What you need to know:
- According to sources privy to the discussions, it was perceived to be easier and faster to go through a direct procurement system since previous attempts to enlist a firm for the contract through the open tender system had failed as competitors fought for the multi-billion project.
Two months ago, at the height of terrorist attacks, State House made a call to Safaricom chief executive Bob Collymore.
Concerned that his government was losing grip of the situation, President Kenyatta wanted to know whether Safaricom would help security agents communicate better.
He asked the mobile phone operator to develop a security communication and surveillance system that would urgently boost the capacity of the national security agencies to fight terrorists.
According to sources privy to the discussions, it was perceived to be easier and faster to go through a direct procurement system since previous attempts to enlist a firm for the contract through the open tender system had failed as competitors fought for the multi-billion project.
The source told the Nation that there was also a feeling that, being a significant shareholder in Safaricom, with a 35 per cent stake, the government was safer entrusting the project to the firm.
Safaricom was also picked because it had the technical expertise and financial capability to roll out a project of such magnitude.
The trade-off was that while the telecom firm would get the tender, it would deploy the system at a lower cost as no profit margin was to be added.
A technical committee was then set up, led by former ICT Permanent Secretary Bitange Ndemo, and comprising senior government officials, the tender committee in the Interior and Coordination of National Government ministry, and national security chiefs to oversee the project.
Safaricom was then invited to pitch, and negotiations started.
It was then agreed that part of the government’s reimbursement of the Sh14.9 billion Safaricom would spend to put up the system would be in form of spectrum of a similar value.
On the one hand, the additional spectrum would help the mobile operator to improve quality of service, which had been a bone of contention between it and the regulator, the Communications Commission of Kenya.
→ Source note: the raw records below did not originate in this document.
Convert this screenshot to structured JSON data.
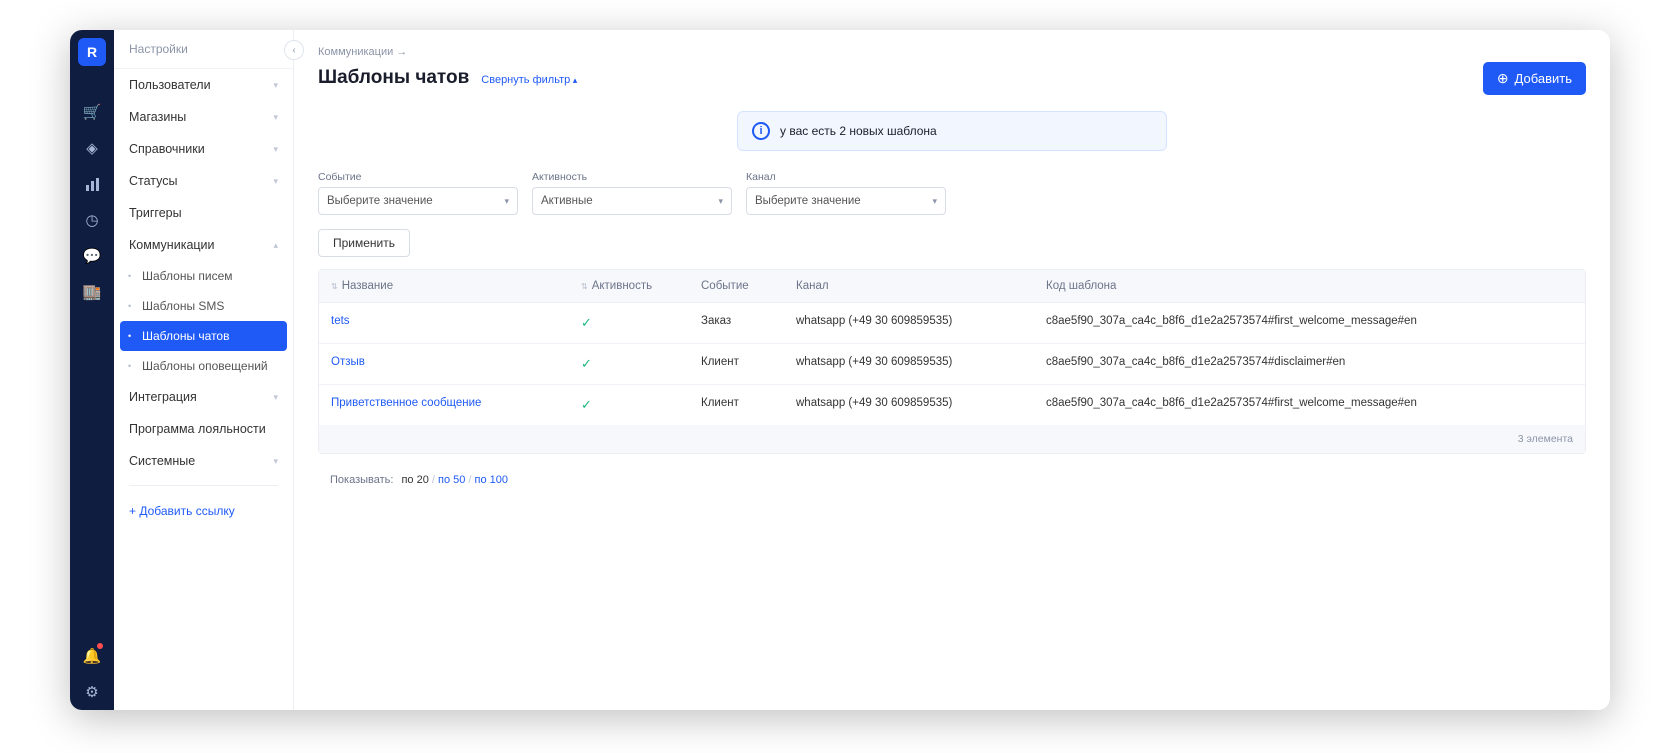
{
  "rail": {
    "logo_text": "R"
  },
  "secnav": {
    "title": "Настройки",
    "items": [
      {
        "label": "Пользователи",
        "expandable": true
      },
      {
        "label": "Магазины",
        "expandable": true
      },
      {
        "label": "Справочники",
        "expandable": true
      },
      {
        "label": "Статусы",
        "expandable": true
      },
      {
        "label": "Триггеры",
        "expandable": false
      },
      {
        "label": "Коммуникации",
        "expandable": true,
        "open": true,
        "children": [
          {
            "label": "Шаблоны писем"
          },
          {
            "label": "Шаблоны SMS"
          },
          {
            "label": "Шаблоны чатов",
            "active": true
          },
          {
            "label": "Шаблоны оповещений"
          }
        ]
      },
      {
        "label": "Интеграция",
        "expandable": true
      },
      {
        "label": "Программа лояльности",
        "expandable": false
      },
      {
        "label": "Системные",
        "expandable": true
      }
    ],
    "addlink": "Добавить ссылку"
  },
  "breadcrumb": "Коммуникации →",
  "page_title": "Шаблоны чатов",
  "filter_toggle": "Свернуть фильтр",
  "add_button": "Добавить",
  "banner": "у вас есть 2 новых шаблона",
  "filters": {
    "event": {
      "label": "Событие",
      "placeholder": "Выберите значение"
    },
    "activity": {
      "label": "Активность",
      "value": "Активные"
    },
    "channel": {
      "label": "Канал",
      "placeholder": "Выберите значение"
    }
  },
  "apply": "Применить",
  "columns": {
    "name": "Название",
    "activity": "Активность",
    "event": "Событие",
    "channel": "Канал",
    "code": "Код шаблона"
  },
  "rows": [
    {
      "name": "tets",
      "active": true,
      "event": "Заказ",
      "channel": "whatsapp (+49 30 609859535)",
      "code": "c8ae5f90_307a_ca4c_b8f6_d1e2a2573574#first_welcome_message#en"
    },
    {
      "name": "Отзыв",
      "active": true,
      "event": "Клиент",
      "channel": "whatsapp (+49 30 609859535)",
      "code": "c8ae5f90_307a_ca4c_b8f6_d1e2a2573574#disclaimer#en"
    },
    {
      "name": "Приветственное сообщение",
      "active": true,
      "event": "Клиент",
      "channel": "whatsapp (+49 30 609859535)",
      "code": "c8ae5f90_307a_ca4c_b8f6_d1e2a2573574#first_welcome_message#en"
    }
  ],
  "total": "3 элемента",
  "pager": {
    "label": "Показывать:",
    "options": [
      "по 20",
      "по 50",
      "по 100"
    ],
    "active": "по 20"
  }
}
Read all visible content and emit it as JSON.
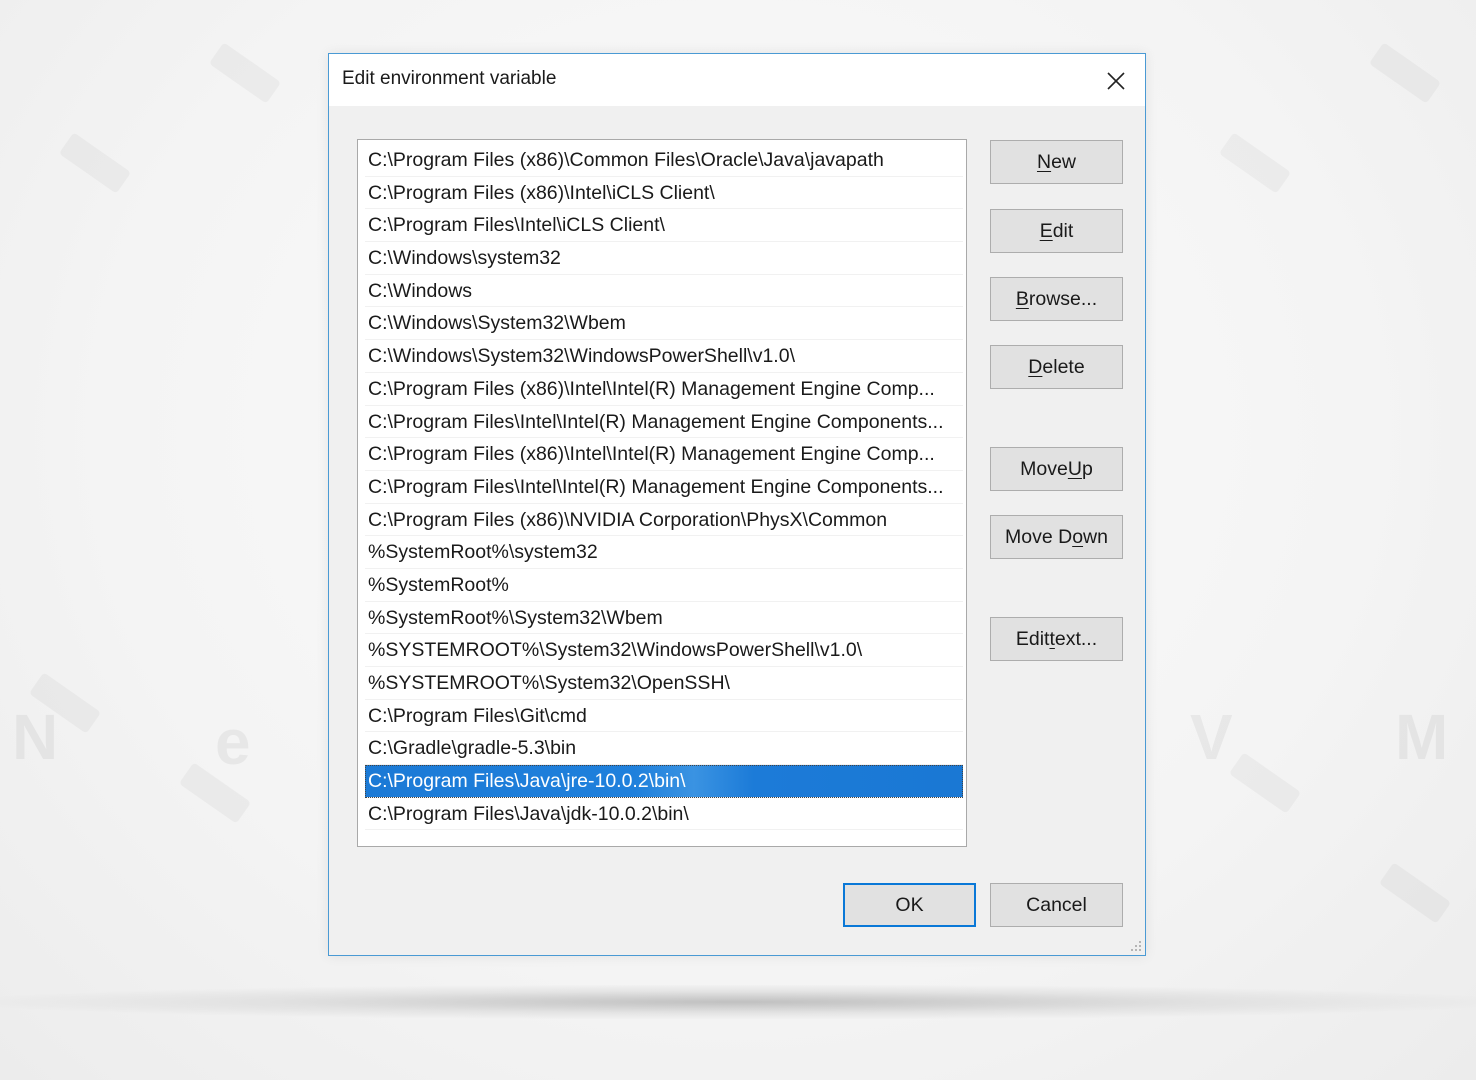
{
  "dialog": {
    "title": "Edit environment variable",
    "close_icon": "close-icon"
  },
  "path_list": {
    "selected_index": 19,
    "items": [
      "C:\\Program Files (x86)\\Common Files\\Oracle\\Java\\javapath",
      "C:\\Program Files (x86)\\Intel\\iCLS Client\\",
      "C:\\Program Files\\Intel\\iCLS Client\\",
      "C:\\Windows\\system32",
      "C:\\Windows",
      "C:\\Windows\\System32\\Wbem",
      "C:\\Windows\\System32\\WindowsPowerShell\\v1.0\\",
      "C:\\Program Files (x86)\\Intel\\Intel(R) Management Engine Comp...",
      "C:\\Program Files\\Intel\\Intel(R) Management Engine Components...",
      "C:\\Program Files (x86)\\Intel\\Intel(R) Management Engine Comp...",
      "C:\\Program Files\\Intel\\Intel(R) Management Engine Components...",
      "C:\\Program Files (x86)\\NVIDIA Corporation\\PhysX\\Common",
      "%SystemRoot%\\system32",
      "%SystemRoot%",
      "%SystemRoot%\\System32\\Wbem",
      "%SYSTEMROOT%\\System32\\WindowsPowerShell\\v1.0\\",
      "%SYSTEMROOT%\\System32\\OpenSSH\\",
      "C:\\Program Files\\Git\\cmd",
      "C:\\Gradle\\gradle-5.3\\bin",
      "C:\\Program Files\\Java\\jre-10.0.2\\bin\\",
      "C:\\Program Files\\Java\\jdk-10.0.2\\bin\\"
    ]
  },
  "buttons": {
    "new": {
      "pre": "",
      "key": "N",
      "post": "ew"
    },
    "edit": {
      "pre": "",
      "key": "E",
      "post": "dit"
    },
    "browse": {
      "pre": "",
      "key": "B",
      "post": "rowse..."
    },
    "delete": {
      "pre": "",
      "key": "D",
      "post": "elete"
    },
    "move_up": {
      "pre": "Move ",
      "key": "U",
      "post": "p"
    },
    "move_down": {
      "pre": "Move D",
      "key": "o",
      "post": "wn"
    },
    "edit_text": {
      "pre": "Edit ",
      "key": "t",
      "post": "ext..."
    },
    "ok": "OK",
    "cancel": "Cancel"
  },
  "colors": {
    "selection": "#1a78d4",
    "dialog_border": "#4a9ad4",
    "default_button_border": "#0a78d7"
  }
}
On the other hand, Kenya would have an efficient security communication and surveillance system that would increase its ability to contain rising terrorism and crime.